The subject of attraction is difficult to miss throughout. Scientific research has produced a term called “baby schema,” which concerns the care we as humans extend towards our offspring based on the level of how “cute” we believe them to be. Of course that’s only part of the equation, but it’s behavior that is based on visual cues; and we can find the same kind of visual cues provoking behavior in the realm of physical attraction. Lord Ruthven’s vampiric activity may be nefarious, but his sustenance is derived “by feeding upon the life of a lovely female.” There is knowledge to be gleaned in understanding that the female he chooses has to be “lovely.” From an evolutionary standpoint, the human species has propagated itself by becoming better looking: people distinguish between what is attractive from what isn’t, in terms of their sexual practices, and the next generation comes into being.

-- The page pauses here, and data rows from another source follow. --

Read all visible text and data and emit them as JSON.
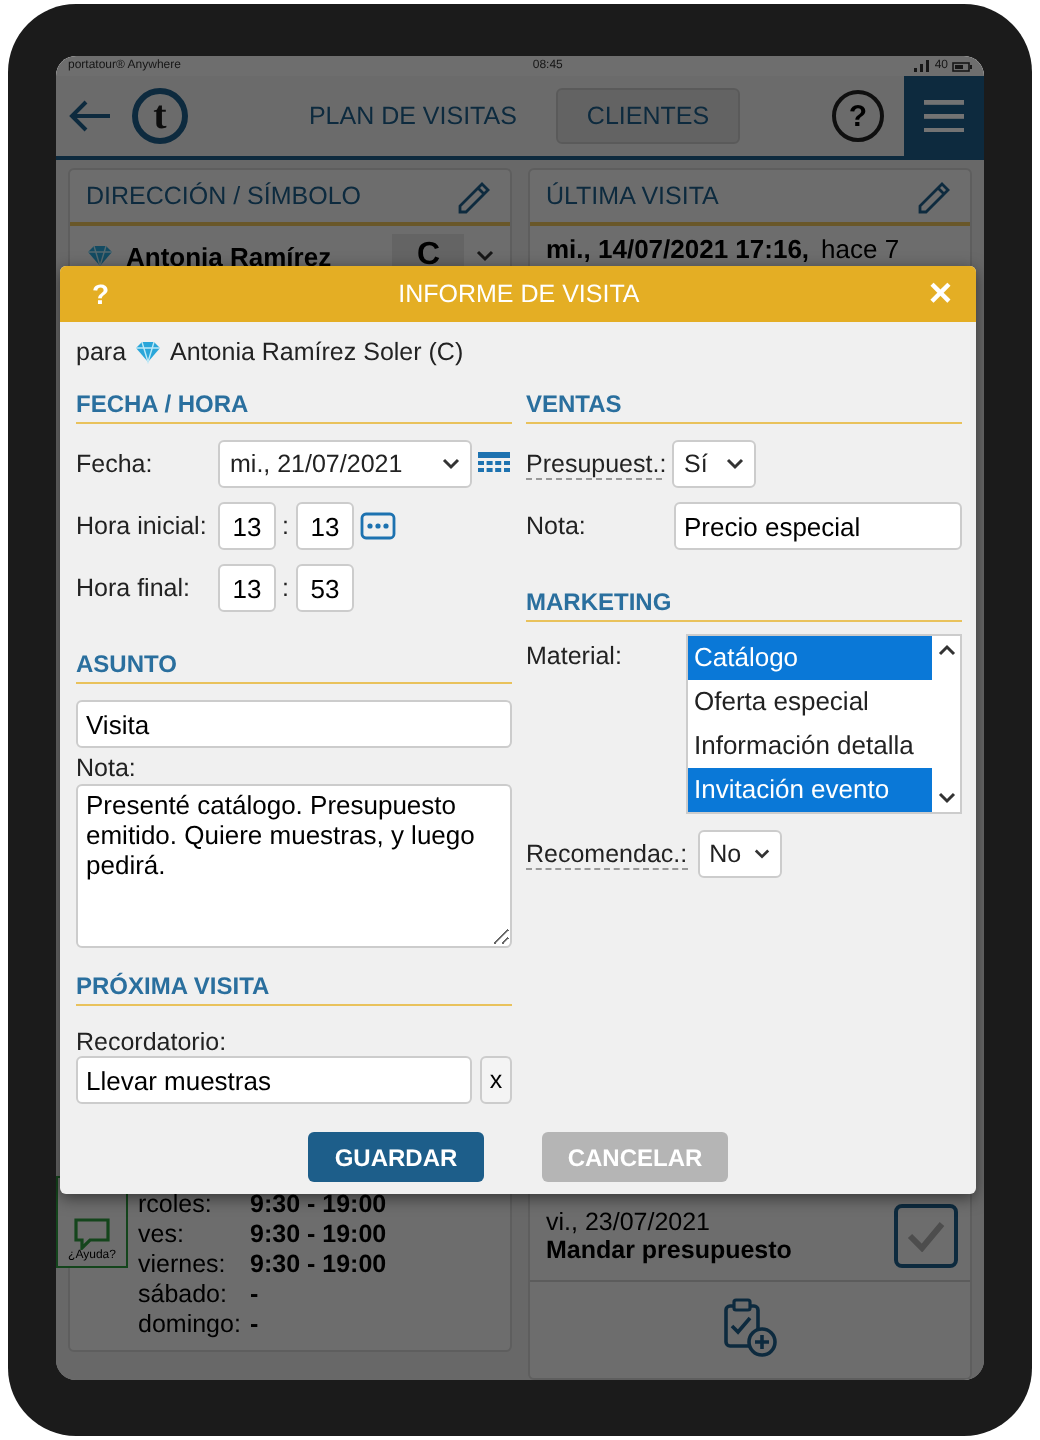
{
  "status_bar": {
    "carrier": "portatour® Anywhere",
    "time": "08:45",
    "battery": "40"
  },
  "header": {
    "logo_letter": "t",
    "nav": [
      {
        "label": "PLAN DE VISITAS",
        "selected": true
      },
      {
        "label": "CLIENTES",
        "selected": false
      }
    ],
    "help": "?"
  },
  "address_panel": {
    "title": "DIRECCIÓN / SÍMBOLO",
    "customer": "Antonia Ramírez",
    "category": "C",
    "hours": [
      {
        "day": "rcoles:",
        "time": "9:30 - 19:00"
      },
      {
        "day": "ves:",
        "time": "9:30 - 19:00"
      },
      {
        "day": "viernes:",
        "time": "9:30 - 19:00"
      },
      {
        "day": "sábado:",
        "time": "-"
      },
      {
        "day": "domingo:",
        "time": "-"
      }
    ]
  },
  "last_visit_panel": {
    "title": "ÚLTIMA VISITA",
    "date": "mi., 14/07/2021 17:16,",
    "ago": "hace 7",
    "task": {
      "date": "vi., 23/07/2021",
      "title": "Mandar presupuesto",
      "done": false
    }
  },
  "help_badge": "¿Ayuda?",
  "dialog": {
    "title": "INFORME DE VISITA",
    "help": "?",
    "close": "×",
    "for_prefix": "para",
    "for_name": "Antonia Ramírez Soler (C)",
    "date_time": {
      "heading": "FECHA / HORA",
      "date_label": "Fecha:",
      "date": "mi., 21/07/2021",
      "times": [
        {
          "label": "Hora inicial:",
          "hours": "13",
          "separator": ":",
          "minutes": "13",
          "picker": true
        },
        {
          "label": "Hora final:",
          "hours": "13",
          "separator": ":",
          "minutes": "53",
          "picker": false
        }
      ]
    },
    "subject": {
      "heading": "ASUNTO",
      "value": "Visita",
      "note_label": "Nota:",
      "note": "Presenté catálogo. Presupuesto emitido. Quiere muestras, y luego pedirá."
    },
    "next_visit": {
      "heading": "PRÓXIMA VISITA",
      "label": "Recordatorio:",
      "value": "Llevar muestras",
      "clear": "x"
    },
    "sales": {
      "heading": "VENTAS",
      "quote_label": "Presupuest.:",
      "quote": "Sí",
      "note_label": "Nota:",
      "note": "Precio especial"
    },
    "marketing": {
      "heading": "MARKETING",
      "material_label": "Material:",
      "materials": [
        {
          "label": "Catálogo",
          "selected": true
        },
        {
          "label": "Oferta especial",
          "selected": false
        },
        {
          "label": "Información detalla",
          "selected": false
        },
        {
          "label": "Invitación evento",
          "selected": true
        }
      ],
      "recommend_label": "Recomendac.:",
      "recommend": "No"
    },
    "buttons": [
      {
        "label": "GUARDAR",
        "kind": "primary"
      },
      {
        "label": "CANCELAR",
        "kind": "secondary"
      }
    ]
  }
}
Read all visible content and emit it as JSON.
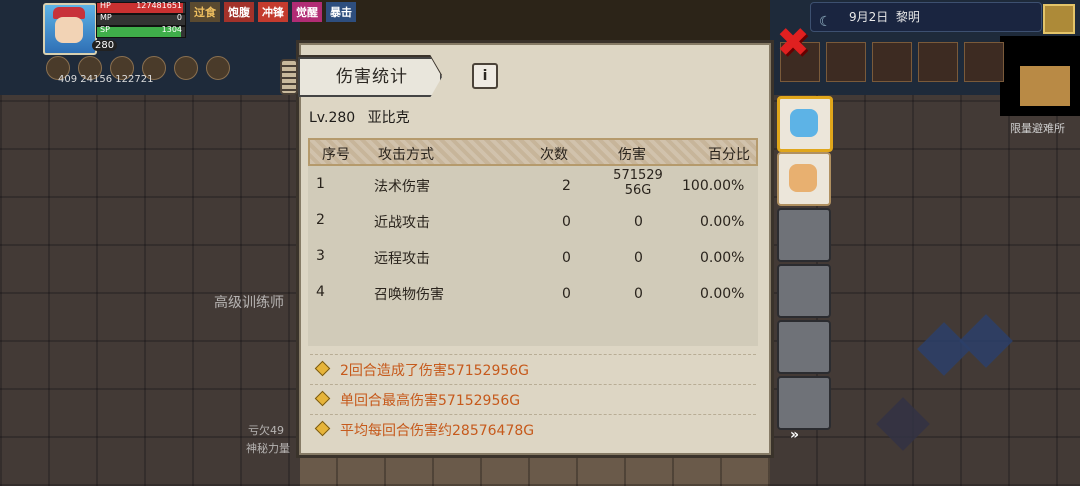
{
  "hud": {
    "hp_label": "HP",
    "hp_value": "127481651",
    "mp_label": "MP",
    "mp_value": "0",
    "sp_label": "SP",
    "sp_value": "1304",
    "level": "280",
    "tags": [
      "过食",
      "饱腹",
      "冲锋",
      "觉醒",
      "暴击"
    ],
    "stat_values": "409  24156  122721",
    "date": "9月2日",
    "time_of_day": "黎明",
    "area_label": "限量避难所",
    "ghost_text_1": "高级训练师",
    "ghost_text_2": "亏欠49",
    "ghost_text_3": "神秘力量"
  },
  "dialog": {
    "title": "伤害统计",
    "info_icon": "i",
    "player_level": "Lv.280",
    "player_name": "亚比克",
    "columns": [
      "序号",
      "攻击方式",
      "次数",
      "伤害",
      "百分比"
    ],
    "rows": [
      {
        "idx": "1",
        "type": "法术伤害",
        "count": "2",
        "damage_line1": "571529",
        "damage_line2": "56G",
        "pct": "100.00%"
      },
      {
        "idx": "2",
        "type": "近战攻击",
        "count": "0",
        "damage": "0",
        "pct": "0.00%"
      },
      {
        "idx": "3",
        "type": "远程攻击",
        "count": "0",
        "damage": "0",
        "pct": "0.00%"
      },
      {
        "idx": "4",
        "type": "召唤物伤害",
        "count": "0",
        "damage": "0",
        "pct": "0.00%"
      }
    ],
    "summary": [
      "2回合造成了伤害57152956G",
      "单回合最高伤害57152956G",
      "平均每回合伤害约28576478G"
    ]
  },
  "close_icon": "✖"
}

But it’s not the just the “lovely female” that defines the phenomenon. Consider the amount of times the term “tall, dark and handsome” has been tossed about, and the opposite side of the coin presents itself. Lord Ruthven is the quintessential lady’s man, adapted and represented across thousands upon thousands of romance novels, their lustrous manly book covers seething with raw, masculine sexuality, archetypical of Lord Ruthven himself. The grayness of the question becomes: What is it about the stereotypical, potentially dangerous, tall, dark and handsome male that functions to trigger the interest of a “lovely female”? Is this really the evolutionary medium at work, or is there something more to the picture?
John Polidori’s The Vampyre has served as the blueprint for the vampire as we know it ever since its publication. From here we get tales such as Varney the Vampire (1845), Carmilla (1872) [which is curiously out of place since it involves lesbianism], Bram Stoker’s Dracula (1897), and so forth and so on until we find, in some of its latest incarnations, the vampire is still a tall, dark and handsome aristocratic leaning creature in the film, Fright Night (1985/2011), with Chris Sarandon and Colin Farrell respectively. Love them or hate them, it’s certainly peculiar, even oxymoronic, that vampires have become one of humankind’s most beloved creatures of literary and filmic lore.
Aubrey is an orphan from a wealthy family entering into manhood; he is “handsome, frank, and rich.” It’s a mistake when, new to London life, he decides to study the mysterious Lord Ruthven. He draws attention to himself and becomes a study unto himself. When Aubrey foils Ruthven’s plan to victimize an Italian countess and her daughter, he becomes an enemy. Aubrey’s ensuing situation formulates the viewpoint by which Lord Ruthven’s depravity is perceived.
Miss Aubrey is Aubrey’s 18-year-old sister. She’s Aubrey’s only family and dearly beloved by him. Though she is connected to the wealth of the family, she is nevertheless subject to the necessary rite of marriage during age. This is the means by which Lord Ruthven enacts his horrid scheme against Aubrey.
Ianthe, sweet and infantile, can do no wrong in the eyes of Aubrey. Her beauty and simplicity as a peasant girl endears him to her, though her stories about vampires cause him to see her as rather overly provincial. Her demise is tragic and it symbolizes the beginning of Aubrey’s descent into madness.
Lady Mercer was an adulteress fallen from grace, “who had been the mockery of every monster shewn in drawing-rooms since her marriage.” She’s one of those who sought Lord Ruthven for the sake of looking to be associated with the aristocratic classes, only to have her life ruined in the process.